START Given records

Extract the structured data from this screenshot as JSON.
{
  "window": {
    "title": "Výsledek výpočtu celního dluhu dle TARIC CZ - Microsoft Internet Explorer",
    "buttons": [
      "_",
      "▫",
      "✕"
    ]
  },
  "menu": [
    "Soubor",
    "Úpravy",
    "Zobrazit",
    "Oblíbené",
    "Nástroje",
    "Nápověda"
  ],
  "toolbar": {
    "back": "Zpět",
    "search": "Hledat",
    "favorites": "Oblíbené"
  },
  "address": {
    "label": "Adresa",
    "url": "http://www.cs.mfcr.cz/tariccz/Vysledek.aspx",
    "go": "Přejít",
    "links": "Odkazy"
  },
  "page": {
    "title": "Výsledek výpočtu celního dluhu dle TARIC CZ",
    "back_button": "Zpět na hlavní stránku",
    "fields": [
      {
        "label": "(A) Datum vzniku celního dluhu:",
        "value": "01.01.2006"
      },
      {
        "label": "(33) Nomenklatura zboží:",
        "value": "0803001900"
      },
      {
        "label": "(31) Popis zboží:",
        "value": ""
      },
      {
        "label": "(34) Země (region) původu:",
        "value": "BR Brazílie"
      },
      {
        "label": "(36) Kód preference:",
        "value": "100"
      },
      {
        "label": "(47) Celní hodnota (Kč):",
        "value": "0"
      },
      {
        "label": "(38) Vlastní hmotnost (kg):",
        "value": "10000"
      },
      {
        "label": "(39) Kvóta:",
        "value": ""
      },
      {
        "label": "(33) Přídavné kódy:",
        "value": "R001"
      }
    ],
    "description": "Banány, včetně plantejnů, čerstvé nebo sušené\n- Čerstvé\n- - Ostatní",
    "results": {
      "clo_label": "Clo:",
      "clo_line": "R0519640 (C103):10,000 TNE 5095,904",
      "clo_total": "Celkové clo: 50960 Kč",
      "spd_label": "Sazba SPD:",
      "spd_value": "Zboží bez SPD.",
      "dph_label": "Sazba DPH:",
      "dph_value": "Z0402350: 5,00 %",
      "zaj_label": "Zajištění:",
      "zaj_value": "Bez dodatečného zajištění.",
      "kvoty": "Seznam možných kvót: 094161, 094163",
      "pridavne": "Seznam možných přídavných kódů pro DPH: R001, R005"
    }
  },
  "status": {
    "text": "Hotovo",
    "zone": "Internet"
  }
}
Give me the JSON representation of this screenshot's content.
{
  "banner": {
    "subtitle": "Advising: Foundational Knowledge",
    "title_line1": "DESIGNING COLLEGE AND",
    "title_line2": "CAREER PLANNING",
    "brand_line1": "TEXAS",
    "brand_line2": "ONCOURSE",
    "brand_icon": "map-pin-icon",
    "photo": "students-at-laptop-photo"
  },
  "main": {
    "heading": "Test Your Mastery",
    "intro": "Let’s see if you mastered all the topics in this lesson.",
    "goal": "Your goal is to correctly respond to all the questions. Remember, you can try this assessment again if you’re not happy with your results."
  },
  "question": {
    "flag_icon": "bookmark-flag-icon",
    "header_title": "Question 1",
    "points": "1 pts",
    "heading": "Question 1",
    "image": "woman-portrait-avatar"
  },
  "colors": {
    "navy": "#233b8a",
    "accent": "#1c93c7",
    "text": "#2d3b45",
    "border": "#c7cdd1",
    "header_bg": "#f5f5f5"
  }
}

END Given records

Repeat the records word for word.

Extract the structured data from this screenshot as JSON.
{
  "window": {
    "title": "Výsledek výpočtu celního dluhu dle TARIC CZ - Microsoft Internet Explorer",
    "buttons": [
      "_",
      "▫",
      "✕"
    ]
  },
  "menu": [
    "Soubor",
    "Úpravy",
    "Zobrazit",
    "Oblíbené",
    "Nástroje",
    "Nápověda"
  ],
  "toolbar": {
    "back": "Zpět",
    "search": "Hledat",
    "favorites": "Oblíbené"
  },
  "address": {
    "label": "Adresa",
    "url": "http://www.cs.mfcr.cz/tariccz/Vysledek.aspx",
    "go": "Přejít",
    "links": "Odkazy"
  },
  "page": {
    "title": "Výsledek výpočtu celního dluhu dle TARIC CZ",
    "back_button": "Zpět na hlavní stránku",
    "fields": [
      {
        "label": "(A) Datum vzniku celního dluhu:",
        "value": "01.01.2006"
      },
      {
        "label": "(33) Nomenklatura zboží:",
        "value": "0803001900"
      },
      {
        "label": "(31) Popis zboží:",
        "value": ""
      },
      {
        "label": "(34) Země (region) původu:",
        "value": "BR Brazílie"
      },
      {
        "label": "(36) Kód preference:",
        "value": "100"
      },
      {
        "label": "(47) Celní hodnota (Kč):",
        "value": "0"
      },
      {
        "label": "(38) Vlastní hmotnost (kg):",
        "value": "10000"
      },
      {
        "label": "(39) Kvóta:",
        "value": ""
      },
      {
        "label": "(33) Přídavné kódy:",
        "value": "R001"
      }
    ],
    "description": "Banány, včetně plantejnů, čerstvé nebo sušené\n- Čerstvé\n- - Ostatní",
    "results": {
      "clo_label": "Clo:",
      "clo_line": "R0519640 (C103):10,000 TNE 5095,904",
      "clo_total": "Celkové clo: 50960 Kč",
      "spd_label": "Sazba SPD:",
      "spd_value": "Zboží bez SPD.",
      "dph_label": "Sazba DPH:",
      "dph_value": "Z0402350: 5,00 %",
      "zaj_label": "Zajištění:",
      "zaj_value": "Bez dodatečného zajištění.",
      "kvoty": "Seznam možných kvót: 094161, 094163",
      "pridavne": "Seznam možných přídavných kódů pro DPH: R001, R005"
    }
  },
  "status": {
    "text": "Hotovo",
    "zone": "Internet"
  }
}
Give me the JSON representation of this screenshot's content.
{
  "banner": {
    "subtitle": "Advising: Foundational Knowledge",
    "title_line1": "DESIGNING COLLEGE AND",
    "title_line2": "CAREER PLANNING",
    "brand_line1": "TEXAS",
    "brand_line2": "ONCOURSE",
    "brand_icon": "map-pin-icon",
    "photo": "students-at-laptop-photo"
  },
  "main": {
    "heading": "Test Your Mastery",
    "intro": "Let’s see if you mastered all the topics in this lesson.",
    "goal": "Your goal is to correctly respond to all the questions. Remember, you can try this assessment again if you’re not happy with your results."
  },
  "question": {
    "flag_icon": "bookmark-flag-icon",
    "header_title": "Question 1",
    "points": "1 pts",
    "heading": "Question 1",
    "image": "woman-portrait-avatar"
  },
  "colors": {
    "navy": "#233b8a",
    "accent": "#1c93c7",
    "text": "#2d3b45",
    "border": "#c7cdd1",
    "header_bg": "#f5f5f5"
  }
}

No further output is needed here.